**Task to carry out**: Without the pictures, copy the entries below word for word.

Segment Start: Raw data

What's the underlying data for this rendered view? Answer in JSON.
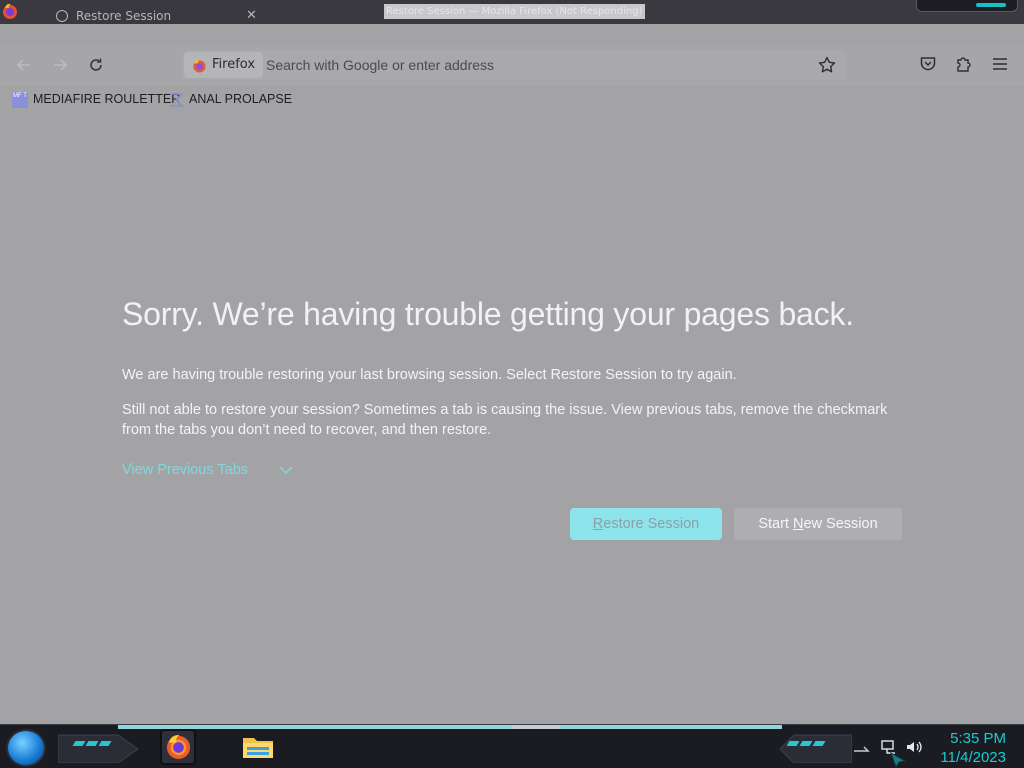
{
  "window": {
    "title": "Restore Session — Mozilla Firefox (Not Responding)",
    "tab_label": "Restore Session"
  },
  "navbar": {
    "back_icon": "arrow-left-icon",
    "forward_icon": "arrow-right-icon",
    "reload_icon": "reload-icon",
    "identity_label": "Firefox",
    "search_placeholder": "Search with Google or enter address",
    "bookmark_star_icon": "star-icon",
    "pocket_icon": "pocket-icon",
    "extensions_icon": "puzzle-icon",
    "menu_icon": "hamburger-icon"
  },
  "bookmarks": [
    {
      "icon_text": "MF T",
      "label": "MEDIAFIRE ROULETTER"
    },
    {
      "label": "ANAL PROLAPSE"
    }
  ],
  "content": {
    "heading": "Sorry. We’re having trouble getting your pages back.",
    "para1": "We are having trouble restoring your last browsing session. Select Restore Session to try again.",
    "para2": "Still not able to restore your session? Sometimes a tab is causing the issue. View previous tabs, remove the checkmark from the tabs you don’t need to recover, and then restore.",
    "view_tabs_label": "View Previous Tabs",
    "restore_button": {
      "accesskey": "R",
      "rest": "estore Session"
    },
    "new_session_button": {
      "before": "Start ",
      "accesskey": "N",
      "rest": "ew Session"
    }
  },
  "taskbar": {
    "clock_time": "5:35 PM",
    "clock_date": "11/4/2023"
  },
  "colors": {
    "page_background": "#a3a3a6",
    "accent": "#7fd8de",
    "primary_button": "#8de4ec",
    "taskbar_accent": "#19cbd3"
  }
}
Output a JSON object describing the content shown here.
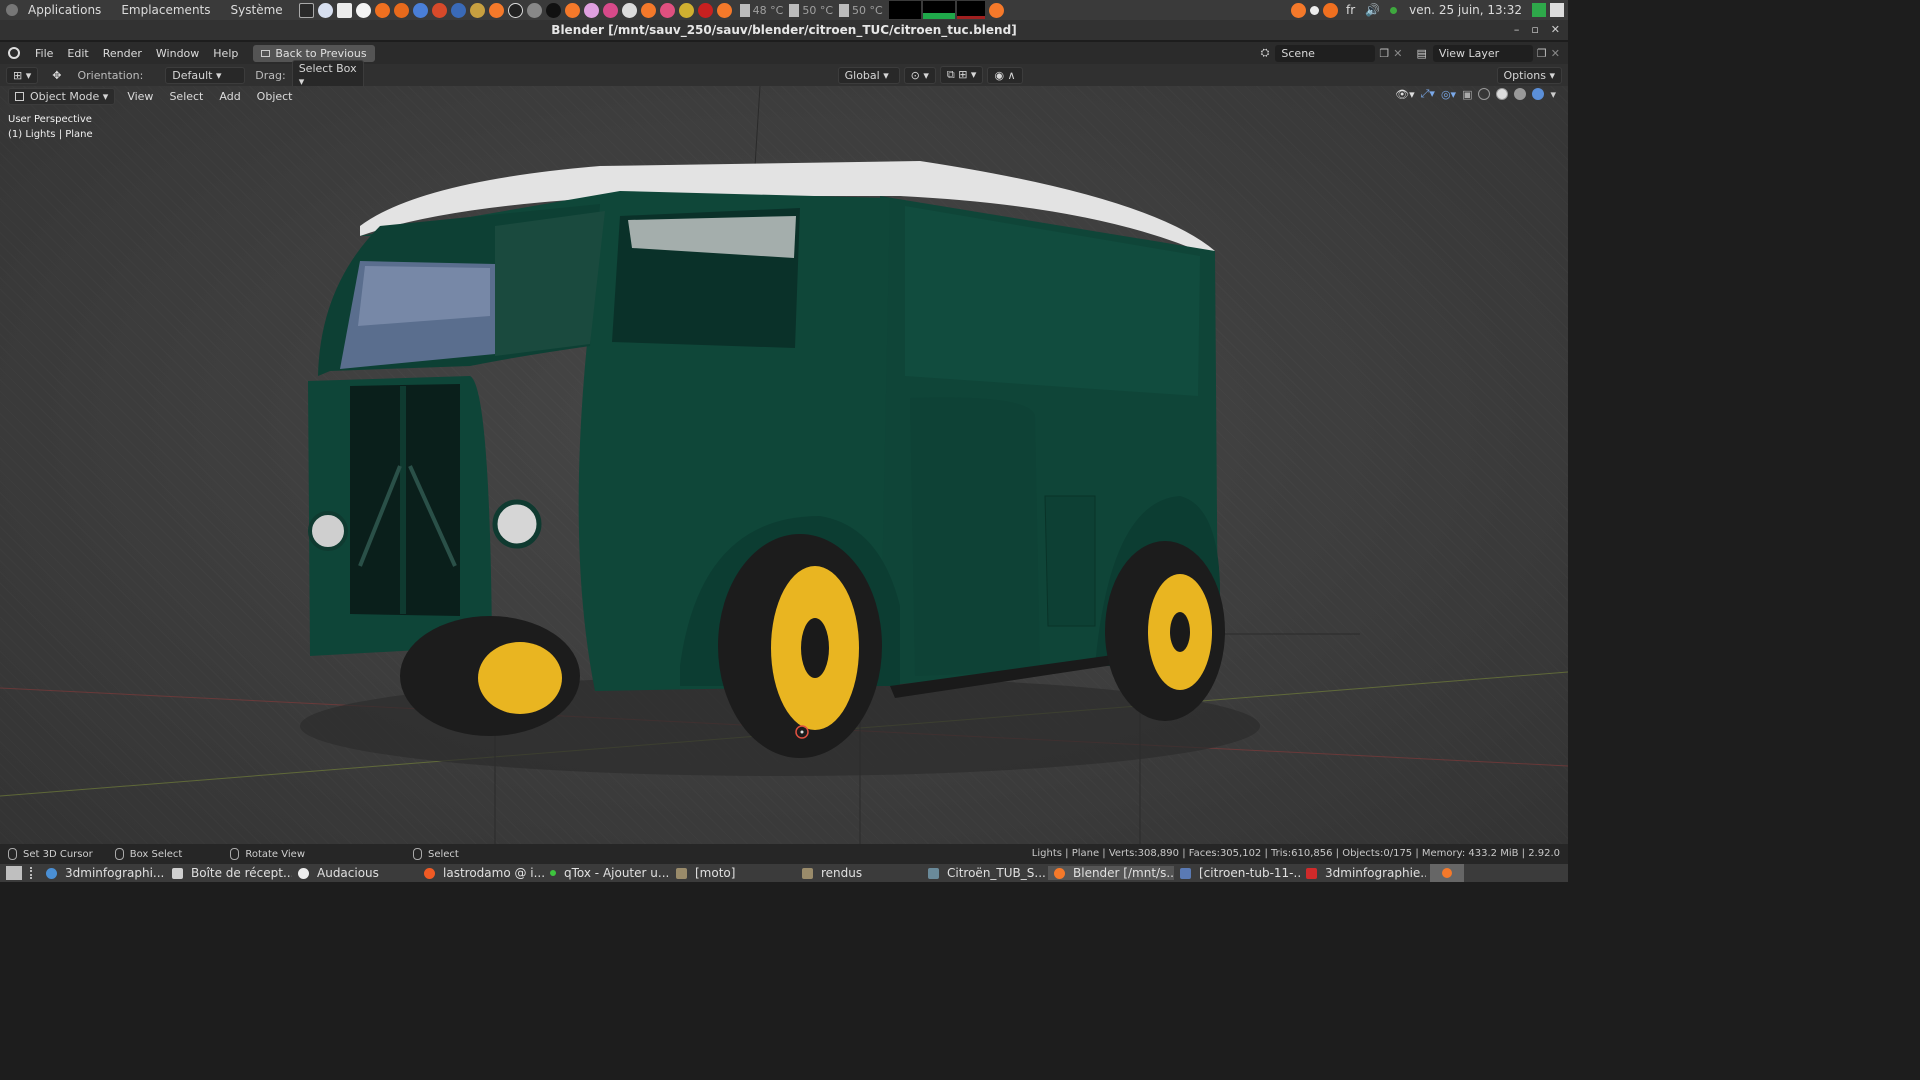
{
  "system_panel": {
    "menus": [
      "Applications",
      "Emplacements",
      "Système"
    ],
    "temps": [
      "48 °C",
      "50 °C",
      "50 °C"
    ],
    "lang": "fr",
    "datetime": "ven. 25 juin, 13:32"
  },
  "window": {
    "title": "Blender [/mnt/sauv_250/sauv/blender/citroen_TUC/citroen_tuc.blend]",
    "controls": [
      "–",
      "▫",
      "✕"
    ]
  },
  "topbar": {
    "menus": [
      "File",
      "Edit",
      "Render",
      "Window",
      "Help"
    ],
    "back_button": "Back to Previous",
    "scene": "Scene",
    "view_layer": "View Layer"
  },
  "tool_header": {
    "orientation_label": "Orientation:",
    "orientation_value": "Default",
    "drag_label": "Drag:",
    "drag_value": "Select Box",
    "transform_orientation": "Global",
    "options": "Options"
  },
  "viewport_header": {
    "mode": "Object Mode",
    "menus": [
      "View",
      "Select",
      "Add",
      "Object"
    ]
  },
  "viewport_info": {
    "perspective": "User Perspective",
    "collection": "(1) Lights | Plane"
  },
  "status_bar": {
    "hints": [
      "Set 3D Cursor",
      "Box Select",
      "Rotate View",
      "Select"
    ],
    "stats": "Lights | Plane | Verts:308,890 | Faces:305,102 | Tris:610,856 | Objects:0/175 | Memory: 433.2 MiB | 2.92.0"
  },
  "taskbar": {
    "tasks": [
      {
        "label": "3dminfographi...",
        "color": "#4a8fd4"
      },
      {
        "label": "Boîte de récept...",
        "color": "#d0d0d0"
      },
      {
        "label": "Audacious",
        "color": "#eeeeee"
      },
      {
        "label": "lastrodamo @ i...",
        "color": "#f05a24"
      },
      {
        "label": "qTox - Ajouter u...",
        "color": "#3ec43e"
      },
      {
        "label": "[moto]",
        "color": "#9a8b6a"
      },
      {
        "label": "rendus",
        "color": "#9a8b6a"
      },
      {
        "label": "Citroën_TUB_S...",
        "color": "#6a8a9a"
      },
      {
        "label": "Blender [/mnt/s...",
        "color": "#f5792a"
      },
      {
        "label": "[citroen-tub-11-...",
        "color": "#5a7ab4"
      },
      {
        "label": "3dminfographie...",
        "color": "#d02a2a"
      }
    ]
  },
  "colors": {
    "van_body": "#114a3c",
    "roof": "#e6e6e6",
    "wheel_rim": "#e9b521",
    "viewport_bg": "#3d3d3d"
  }
}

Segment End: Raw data

**Finished exercise**:
What's the underlying data for this rendered view? Answer in JSON.
{
  "window": {
    "title": "Restore Session — Mozilla Firefox (Not Responding)",
    "tab_label": "Restore Session"
  },
  "navbar": {
    "back_icon": "arrow-left-icon",
    "forward_icon": "arrow-right-icon",
    "reload_icon": "reload-icon",
    "identity_label": "Firefox",
    "search_placeholder": "Search with Google or enter address",
    "bookmark_star_icon": "star-icon",
    "pocket_icon": "pocket-icon",
    "extensions_icon": "puzzle-icon",
    "menu_icon": "hamburger-icon"
  },
  "bookmarks": [
    {
      "icon_text": "MF T",
      "label": "MEDIAFIRE ROULETTER"
    },
    {
      "label": "ANAL PROLAPSE"
    }
  ],
  "content": {
    "heading": "Sorry. We’re having trouble getting your pages back.",
    "para1": "We are having trouble restoring your last browsing session. Select Restore Session to try again.",
    "para2": "Still not able to restore your session? Sometimes a tab is causing the issue. View previous tabs, remove the checkmark from the tabs you don’t need to recover, and then restore.",
    "view_tabs_label": "View Previous Tabs",
    "restore_button": {
      "accesskey": "R",
      "rest": "estore Session"
    },
    "new_session_button": {
      "before": "Start ",
      "accesskey": "N",
      "rest": "ew Session"
    }
  },
  "taskbar": {
    "clock_time": "5:35 PM",
    "clock_date": "11/4/2023"
  },
  "colors": {
    "page_background": "#a3a3a6",
    "accent": "#7fd8de",
    "primary_button": "#8de4ec",
    "taskbar_accent": "#19cbd3"
  }
}
Output a JSON object describing the content shown here.
{
  "system_panel": {
    "menus": [
      "Applications",
      "Emplacements",
      "Système"
    ],
    "temps": [
      "48 °C",
      "50 °C",
      "50 °C"
    ],
    "lang": "fr",
    "datetime": "ven. 25 juin, 13:32"
  },
  "window": {
    "title": "Blender [/mnt/sauv_250/sauv/blender/citroen_TUC/citroen_tuc.blend]",
    "controls": [
      "–",
      "▫",
      "✕"
    ]
  },
  "topbar": {
    "menus": [
      "File",
      "Edit",
      "Render",
      "Window",
      "Help"
    ],
    "back_button": "Back to Previous",
    "scene": "Scene",
    "view_layer": "View Layer"
  },
  "tool_header": {
    "orientation_label": "Orientation:",
    "orientation_value": "Default",
    "drag_label": "Drag:",
    "drag_value": "Select Box",
    "transform_orientation": "Global",
    "options": "Options"
  },
  "viewport_header": {
    "mode": "Object Mode",
    "menus": [
      "View",
      "Select",
      "Add",
      "Object"
    ]
  },
  "viewport_info": {
    "perspective": "User Perspective",
    "collection": "(1) Lights | Plane"
  },
  "status_bar": {
    "hints": [
      "Set 3D Cursor",
      "Box Select",
      "Rotate View",
      "Select"
    ],
    "stats": "Lights | Plane | Verts:308,890 | Faces:305,102 | Tris:610,856 | Objects:0/175 | Memory: 433.2 MiB | 2.92.0"
  },
  "taskbar": {
    "tasks": [
      {
        "label": "3dminfographi...",
        "color": "#4a8fd4"
      },
      {
        "label": "Boîte de récept...",
        "color": "#d0d0d0"
      },
      {
        "label": "Audacious",
        "color": "#eeeeee"
      },
      {
        "label": "lastrodamo @ i...",
        "color": "#f05a24"
      },
      {
        "label": "qTox - Ajouter u...",
        "color": "#3ec43e"
      },
      {
        "label": "[moto]",
        "color": "#9a8b6a"
      },
      {
        "label": "rendus",
        "color": "#9a8b6a"
      },
      {
        "label": "Citroën_TUB_S...",
        "color": "#6a8a9a"
      },
      {
        "label": "Blender [/mnt/s...",
        "color": "#f5792a"
      },
      {
        "label": "[citroen-tub-11-...",
        "color": "#5a7ab4"
      },
      {
        "label": "3dminfographie...",
        "color": "#d02a2a"
      }
    ]
  },
  "colors": {
    "van_body": "#114a3c",
    "roof": "#e6e6e6",
    "wheel_rim": "#e9b521",
    "viewport_bg": "#3d3d3d"
  }
}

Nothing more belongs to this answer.